Just to tick some off: gambling, state-lottery commissions, infrastructure and highway projects. How those funds are spent – as we all know – in certain states, those are really important issues and they can be drivers of corruption and transparency challenges as well. But ultimately the 14 categories and the 330 questions we settled on were the ones that we felt, based on all the discussions with experts, were the most common across the country. In a number of states you could very easily argue we should have had a fifteenth or sixteenth category on certain issues – but the 14 we settled on, we felt, were the ones that were most representative of most states across the country.
You know, a helpful reminder to listeners and even a lot of reporters that are covering this, is the fact that we’re not trying to measure the disease of corruption, but rather the medicine. This is a very explicit look, not at the problem but at the potential solutions in each state – the strengths and weaknesses of transparency and anti-corruption safeguards and why that matters. Why I think we hope to have a lot of success in engaging with governments in a number of states due to release today, is that what’s here is really a road map for reform.
It’s not just a ‘name and shame’ index or report card on the state – it’s highlighting both what’s working and what’s not. What’s working in certain states is really interesting and innovative and we think there’s a lot of good learning that can occur across states – for commissions and agencies in Texas to look at what’s happening in California or in Oregon or in Connecticut – there can be some really interesting reforms to come out of that process. In terms of going forward, that’s what we’re pretty excited about with respect to the project.
KUT NEWS: One last question: Who paid for the research?
NH: There were two or three major foundations that supported the project and they’re listed at the bottom of the project website. The two largest were the Omidyar Network and the Rita Allen Foundation, and the Rockefeller Family Fund also chipped in.

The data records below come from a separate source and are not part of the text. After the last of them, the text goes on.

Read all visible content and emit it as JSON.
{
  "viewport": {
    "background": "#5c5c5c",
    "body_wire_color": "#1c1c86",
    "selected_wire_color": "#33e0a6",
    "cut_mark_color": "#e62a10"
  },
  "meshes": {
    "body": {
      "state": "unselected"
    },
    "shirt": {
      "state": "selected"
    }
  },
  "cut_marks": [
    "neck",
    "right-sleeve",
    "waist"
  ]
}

Full details of the research methodology for the project can be found at State Integrity online.